**Aim of the exercise**
Count the lines below that contain the word "from", and give only that number.

**Data extracts**
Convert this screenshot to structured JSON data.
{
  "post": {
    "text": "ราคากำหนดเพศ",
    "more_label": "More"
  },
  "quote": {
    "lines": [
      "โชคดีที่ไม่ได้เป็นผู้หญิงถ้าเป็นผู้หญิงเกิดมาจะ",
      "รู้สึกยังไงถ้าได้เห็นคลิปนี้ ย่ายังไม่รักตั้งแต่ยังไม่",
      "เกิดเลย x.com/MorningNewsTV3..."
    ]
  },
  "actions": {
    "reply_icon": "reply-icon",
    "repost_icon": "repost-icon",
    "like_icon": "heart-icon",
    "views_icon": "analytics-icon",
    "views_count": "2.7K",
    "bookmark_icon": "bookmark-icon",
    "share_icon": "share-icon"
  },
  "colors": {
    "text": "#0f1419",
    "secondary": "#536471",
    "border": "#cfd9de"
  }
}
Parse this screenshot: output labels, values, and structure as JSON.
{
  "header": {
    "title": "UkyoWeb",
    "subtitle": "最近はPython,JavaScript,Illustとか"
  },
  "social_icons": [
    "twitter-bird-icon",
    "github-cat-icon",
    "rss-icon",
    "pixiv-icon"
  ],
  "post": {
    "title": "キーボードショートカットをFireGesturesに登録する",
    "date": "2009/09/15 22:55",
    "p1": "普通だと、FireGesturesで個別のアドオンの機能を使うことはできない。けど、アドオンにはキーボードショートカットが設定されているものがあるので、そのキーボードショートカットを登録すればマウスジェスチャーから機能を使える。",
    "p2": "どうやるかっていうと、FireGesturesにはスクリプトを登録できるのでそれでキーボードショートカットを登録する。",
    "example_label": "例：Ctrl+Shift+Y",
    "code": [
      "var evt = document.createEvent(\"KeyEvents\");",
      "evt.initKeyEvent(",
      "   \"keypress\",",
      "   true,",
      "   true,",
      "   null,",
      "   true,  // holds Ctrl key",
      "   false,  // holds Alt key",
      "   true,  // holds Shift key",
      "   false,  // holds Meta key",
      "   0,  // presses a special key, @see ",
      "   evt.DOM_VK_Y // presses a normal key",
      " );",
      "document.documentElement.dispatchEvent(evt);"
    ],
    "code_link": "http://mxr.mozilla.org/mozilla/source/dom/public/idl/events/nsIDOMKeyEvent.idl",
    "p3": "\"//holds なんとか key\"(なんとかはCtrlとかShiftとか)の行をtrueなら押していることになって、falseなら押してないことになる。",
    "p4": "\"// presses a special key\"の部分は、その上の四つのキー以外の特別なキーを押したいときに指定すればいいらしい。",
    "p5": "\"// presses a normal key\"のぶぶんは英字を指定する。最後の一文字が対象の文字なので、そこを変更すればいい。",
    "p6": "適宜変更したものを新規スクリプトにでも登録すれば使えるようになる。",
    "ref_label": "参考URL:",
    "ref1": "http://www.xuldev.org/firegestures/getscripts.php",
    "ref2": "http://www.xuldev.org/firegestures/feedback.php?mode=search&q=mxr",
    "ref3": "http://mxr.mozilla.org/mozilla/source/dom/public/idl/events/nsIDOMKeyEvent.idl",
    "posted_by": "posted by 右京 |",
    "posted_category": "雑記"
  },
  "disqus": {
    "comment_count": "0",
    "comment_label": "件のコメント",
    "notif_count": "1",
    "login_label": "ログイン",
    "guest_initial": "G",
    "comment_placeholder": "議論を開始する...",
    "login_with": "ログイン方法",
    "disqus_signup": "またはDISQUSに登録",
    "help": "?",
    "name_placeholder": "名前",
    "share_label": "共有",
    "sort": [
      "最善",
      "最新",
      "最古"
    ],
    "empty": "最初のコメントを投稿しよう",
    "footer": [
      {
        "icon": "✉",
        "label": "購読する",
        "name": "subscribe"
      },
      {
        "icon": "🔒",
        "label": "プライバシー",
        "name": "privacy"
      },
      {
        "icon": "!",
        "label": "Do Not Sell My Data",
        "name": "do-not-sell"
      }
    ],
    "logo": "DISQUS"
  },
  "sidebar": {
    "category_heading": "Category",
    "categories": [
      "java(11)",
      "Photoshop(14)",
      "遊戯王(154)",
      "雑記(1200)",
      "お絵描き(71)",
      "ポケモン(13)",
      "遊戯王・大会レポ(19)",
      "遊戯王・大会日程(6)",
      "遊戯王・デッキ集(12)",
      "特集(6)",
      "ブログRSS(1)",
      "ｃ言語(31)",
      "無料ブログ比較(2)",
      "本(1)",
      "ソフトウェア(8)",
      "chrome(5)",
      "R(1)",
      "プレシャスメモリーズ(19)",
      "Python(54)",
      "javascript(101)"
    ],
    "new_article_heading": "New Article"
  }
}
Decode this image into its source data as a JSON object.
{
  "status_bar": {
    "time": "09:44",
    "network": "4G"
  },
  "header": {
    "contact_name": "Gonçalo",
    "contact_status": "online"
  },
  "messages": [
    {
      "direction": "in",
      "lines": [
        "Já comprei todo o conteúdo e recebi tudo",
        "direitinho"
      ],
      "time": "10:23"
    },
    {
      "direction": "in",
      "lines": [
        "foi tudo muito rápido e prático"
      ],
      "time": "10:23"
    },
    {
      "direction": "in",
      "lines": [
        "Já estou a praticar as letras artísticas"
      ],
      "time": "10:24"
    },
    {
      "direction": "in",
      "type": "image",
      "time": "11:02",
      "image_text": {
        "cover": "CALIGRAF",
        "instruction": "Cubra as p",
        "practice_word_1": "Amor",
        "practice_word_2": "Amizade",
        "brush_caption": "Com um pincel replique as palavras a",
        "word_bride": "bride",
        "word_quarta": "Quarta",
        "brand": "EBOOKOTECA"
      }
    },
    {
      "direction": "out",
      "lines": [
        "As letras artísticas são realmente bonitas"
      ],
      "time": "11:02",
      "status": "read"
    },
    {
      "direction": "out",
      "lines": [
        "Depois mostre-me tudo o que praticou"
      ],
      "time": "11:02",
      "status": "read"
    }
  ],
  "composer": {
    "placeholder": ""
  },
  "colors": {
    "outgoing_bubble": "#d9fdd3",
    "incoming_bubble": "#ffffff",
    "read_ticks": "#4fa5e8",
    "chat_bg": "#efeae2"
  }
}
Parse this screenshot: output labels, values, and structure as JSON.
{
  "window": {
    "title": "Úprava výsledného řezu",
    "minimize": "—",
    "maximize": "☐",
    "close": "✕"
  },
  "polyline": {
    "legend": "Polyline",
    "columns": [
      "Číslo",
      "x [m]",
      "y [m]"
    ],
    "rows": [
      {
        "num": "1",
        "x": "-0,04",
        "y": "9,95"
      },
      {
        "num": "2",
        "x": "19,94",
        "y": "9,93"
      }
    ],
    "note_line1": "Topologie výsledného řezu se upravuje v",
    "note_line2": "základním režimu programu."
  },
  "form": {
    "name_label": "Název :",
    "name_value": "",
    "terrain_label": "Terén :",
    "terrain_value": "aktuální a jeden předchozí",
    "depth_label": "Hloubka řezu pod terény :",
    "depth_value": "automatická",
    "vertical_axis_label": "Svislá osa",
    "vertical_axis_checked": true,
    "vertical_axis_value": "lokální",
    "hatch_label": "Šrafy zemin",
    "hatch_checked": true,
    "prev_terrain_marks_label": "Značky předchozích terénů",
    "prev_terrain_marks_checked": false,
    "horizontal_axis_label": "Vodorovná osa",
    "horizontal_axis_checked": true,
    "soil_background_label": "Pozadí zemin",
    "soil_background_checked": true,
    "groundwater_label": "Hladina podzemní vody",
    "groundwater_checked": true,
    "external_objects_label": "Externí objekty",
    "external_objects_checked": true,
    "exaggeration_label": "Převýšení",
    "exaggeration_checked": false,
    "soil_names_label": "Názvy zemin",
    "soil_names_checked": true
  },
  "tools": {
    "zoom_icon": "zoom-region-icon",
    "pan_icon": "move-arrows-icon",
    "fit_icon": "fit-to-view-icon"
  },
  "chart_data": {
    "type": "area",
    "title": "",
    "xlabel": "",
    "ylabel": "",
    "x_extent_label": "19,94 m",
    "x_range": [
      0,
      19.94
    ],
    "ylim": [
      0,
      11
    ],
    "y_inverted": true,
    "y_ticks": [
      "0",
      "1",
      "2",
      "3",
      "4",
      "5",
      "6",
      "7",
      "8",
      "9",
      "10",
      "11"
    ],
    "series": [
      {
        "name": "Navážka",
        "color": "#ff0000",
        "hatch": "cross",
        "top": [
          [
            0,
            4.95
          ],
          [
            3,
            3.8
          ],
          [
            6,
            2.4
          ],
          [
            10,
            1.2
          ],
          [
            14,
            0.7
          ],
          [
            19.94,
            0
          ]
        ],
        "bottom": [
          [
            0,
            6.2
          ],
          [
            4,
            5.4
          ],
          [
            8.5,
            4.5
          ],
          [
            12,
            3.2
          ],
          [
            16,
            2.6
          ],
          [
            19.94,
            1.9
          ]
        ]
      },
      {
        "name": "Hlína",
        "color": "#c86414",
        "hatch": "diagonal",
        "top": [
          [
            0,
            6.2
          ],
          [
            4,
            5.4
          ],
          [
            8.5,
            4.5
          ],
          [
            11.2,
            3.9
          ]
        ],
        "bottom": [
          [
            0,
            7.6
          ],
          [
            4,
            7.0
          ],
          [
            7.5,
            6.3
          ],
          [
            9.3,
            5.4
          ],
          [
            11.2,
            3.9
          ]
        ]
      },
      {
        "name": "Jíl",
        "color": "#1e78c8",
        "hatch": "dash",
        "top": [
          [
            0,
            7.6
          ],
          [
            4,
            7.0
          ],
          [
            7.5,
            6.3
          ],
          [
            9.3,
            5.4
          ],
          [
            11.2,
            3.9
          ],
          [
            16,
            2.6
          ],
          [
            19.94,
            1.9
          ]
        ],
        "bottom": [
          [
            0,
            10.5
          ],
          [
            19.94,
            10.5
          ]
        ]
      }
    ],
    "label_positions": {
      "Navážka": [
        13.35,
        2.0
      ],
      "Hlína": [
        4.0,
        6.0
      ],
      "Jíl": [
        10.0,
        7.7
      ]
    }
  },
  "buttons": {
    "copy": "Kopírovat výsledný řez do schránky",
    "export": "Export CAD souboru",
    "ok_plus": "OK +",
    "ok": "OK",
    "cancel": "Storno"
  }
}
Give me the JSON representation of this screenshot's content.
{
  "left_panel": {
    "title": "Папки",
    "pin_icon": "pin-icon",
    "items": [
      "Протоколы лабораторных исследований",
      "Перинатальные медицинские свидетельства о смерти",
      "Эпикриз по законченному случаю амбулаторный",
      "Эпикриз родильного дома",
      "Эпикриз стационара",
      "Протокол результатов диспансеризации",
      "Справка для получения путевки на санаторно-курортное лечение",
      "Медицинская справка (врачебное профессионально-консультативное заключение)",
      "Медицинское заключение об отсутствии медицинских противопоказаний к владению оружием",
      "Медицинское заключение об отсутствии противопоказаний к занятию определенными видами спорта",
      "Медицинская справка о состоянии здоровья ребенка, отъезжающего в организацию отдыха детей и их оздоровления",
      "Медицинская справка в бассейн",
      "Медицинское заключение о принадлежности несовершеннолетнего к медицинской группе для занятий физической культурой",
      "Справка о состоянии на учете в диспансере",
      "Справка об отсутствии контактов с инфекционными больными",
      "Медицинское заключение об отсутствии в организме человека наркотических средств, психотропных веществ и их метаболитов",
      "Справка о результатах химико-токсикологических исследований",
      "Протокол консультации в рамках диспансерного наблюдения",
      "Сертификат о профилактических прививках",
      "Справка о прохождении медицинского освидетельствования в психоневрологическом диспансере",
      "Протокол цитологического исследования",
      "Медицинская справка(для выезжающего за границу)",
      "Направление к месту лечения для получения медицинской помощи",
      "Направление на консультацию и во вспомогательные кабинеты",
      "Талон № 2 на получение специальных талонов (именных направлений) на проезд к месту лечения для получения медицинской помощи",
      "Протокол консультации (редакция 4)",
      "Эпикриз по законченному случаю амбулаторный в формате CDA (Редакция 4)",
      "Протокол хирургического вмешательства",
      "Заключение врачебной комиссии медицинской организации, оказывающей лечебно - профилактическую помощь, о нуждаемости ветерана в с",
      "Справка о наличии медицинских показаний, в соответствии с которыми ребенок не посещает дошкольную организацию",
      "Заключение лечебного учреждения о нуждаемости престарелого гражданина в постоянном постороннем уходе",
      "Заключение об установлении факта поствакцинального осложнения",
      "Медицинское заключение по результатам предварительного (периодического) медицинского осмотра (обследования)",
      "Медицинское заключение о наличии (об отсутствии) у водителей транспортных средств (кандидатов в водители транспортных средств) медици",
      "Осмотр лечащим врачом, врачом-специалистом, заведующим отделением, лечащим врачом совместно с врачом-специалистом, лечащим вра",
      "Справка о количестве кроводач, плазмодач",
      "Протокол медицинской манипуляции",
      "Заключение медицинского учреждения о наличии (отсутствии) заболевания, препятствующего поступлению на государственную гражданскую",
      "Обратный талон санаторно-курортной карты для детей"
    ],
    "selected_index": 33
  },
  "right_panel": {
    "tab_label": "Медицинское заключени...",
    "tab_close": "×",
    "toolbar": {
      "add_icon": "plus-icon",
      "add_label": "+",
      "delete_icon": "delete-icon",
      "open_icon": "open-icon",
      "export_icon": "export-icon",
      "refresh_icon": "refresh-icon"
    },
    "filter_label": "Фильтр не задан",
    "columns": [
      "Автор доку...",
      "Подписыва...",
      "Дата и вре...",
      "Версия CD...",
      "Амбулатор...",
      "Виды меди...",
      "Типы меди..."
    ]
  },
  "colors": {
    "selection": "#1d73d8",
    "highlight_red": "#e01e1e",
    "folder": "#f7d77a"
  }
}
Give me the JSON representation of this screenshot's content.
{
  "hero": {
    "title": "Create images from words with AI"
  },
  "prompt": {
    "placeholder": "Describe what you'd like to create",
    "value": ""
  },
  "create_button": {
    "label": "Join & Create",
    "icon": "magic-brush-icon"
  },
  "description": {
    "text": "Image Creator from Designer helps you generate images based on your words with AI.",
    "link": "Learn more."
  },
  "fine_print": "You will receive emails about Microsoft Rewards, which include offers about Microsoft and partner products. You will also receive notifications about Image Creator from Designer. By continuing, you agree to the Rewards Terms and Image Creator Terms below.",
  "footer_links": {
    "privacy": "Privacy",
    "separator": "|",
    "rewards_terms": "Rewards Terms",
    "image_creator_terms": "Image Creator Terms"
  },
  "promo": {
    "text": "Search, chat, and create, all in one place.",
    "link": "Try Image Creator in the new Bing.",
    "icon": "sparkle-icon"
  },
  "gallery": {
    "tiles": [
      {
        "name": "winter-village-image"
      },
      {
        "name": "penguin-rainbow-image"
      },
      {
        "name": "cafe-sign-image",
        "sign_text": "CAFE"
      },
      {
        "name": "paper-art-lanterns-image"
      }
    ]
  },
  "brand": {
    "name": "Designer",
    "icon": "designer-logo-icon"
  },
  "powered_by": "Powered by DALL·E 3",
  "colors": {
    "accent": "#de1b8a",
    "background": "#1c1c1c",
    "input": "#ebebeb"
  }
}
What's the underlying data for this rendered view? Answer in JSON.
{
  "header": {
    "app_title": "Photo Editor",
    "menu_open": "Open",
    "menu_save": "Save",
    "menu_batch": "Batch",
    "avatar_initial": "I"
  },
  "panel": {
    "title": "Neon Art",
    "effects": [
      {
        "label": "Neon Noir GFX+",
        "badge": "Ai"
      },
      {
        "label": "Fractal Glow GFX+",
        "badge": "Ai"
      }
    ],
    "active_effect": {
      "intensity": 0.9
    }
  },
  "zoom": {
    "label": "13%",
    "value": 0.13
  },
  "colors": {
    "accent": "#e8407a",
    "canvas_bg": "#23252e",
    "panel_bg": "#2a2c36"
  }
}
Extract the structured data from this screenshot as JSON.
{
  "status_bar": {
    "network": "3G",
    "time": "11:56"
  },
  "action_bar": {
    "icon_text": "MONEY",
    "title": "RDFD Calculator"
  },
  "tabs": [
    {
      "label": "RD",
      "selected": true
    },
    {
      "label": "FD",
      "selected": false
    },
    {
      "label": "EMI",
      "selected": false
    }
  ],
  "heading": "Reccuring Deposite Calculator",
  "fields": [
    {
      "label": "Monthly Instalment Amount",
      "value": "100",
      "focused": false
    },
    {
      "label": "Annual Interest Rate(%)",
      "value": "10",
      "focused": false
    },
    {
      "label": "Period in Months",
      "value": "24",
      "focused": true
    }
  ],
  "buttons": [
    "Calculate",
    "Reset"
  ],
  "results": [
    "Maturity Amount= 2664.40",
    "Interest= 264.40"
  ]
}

**Response**
4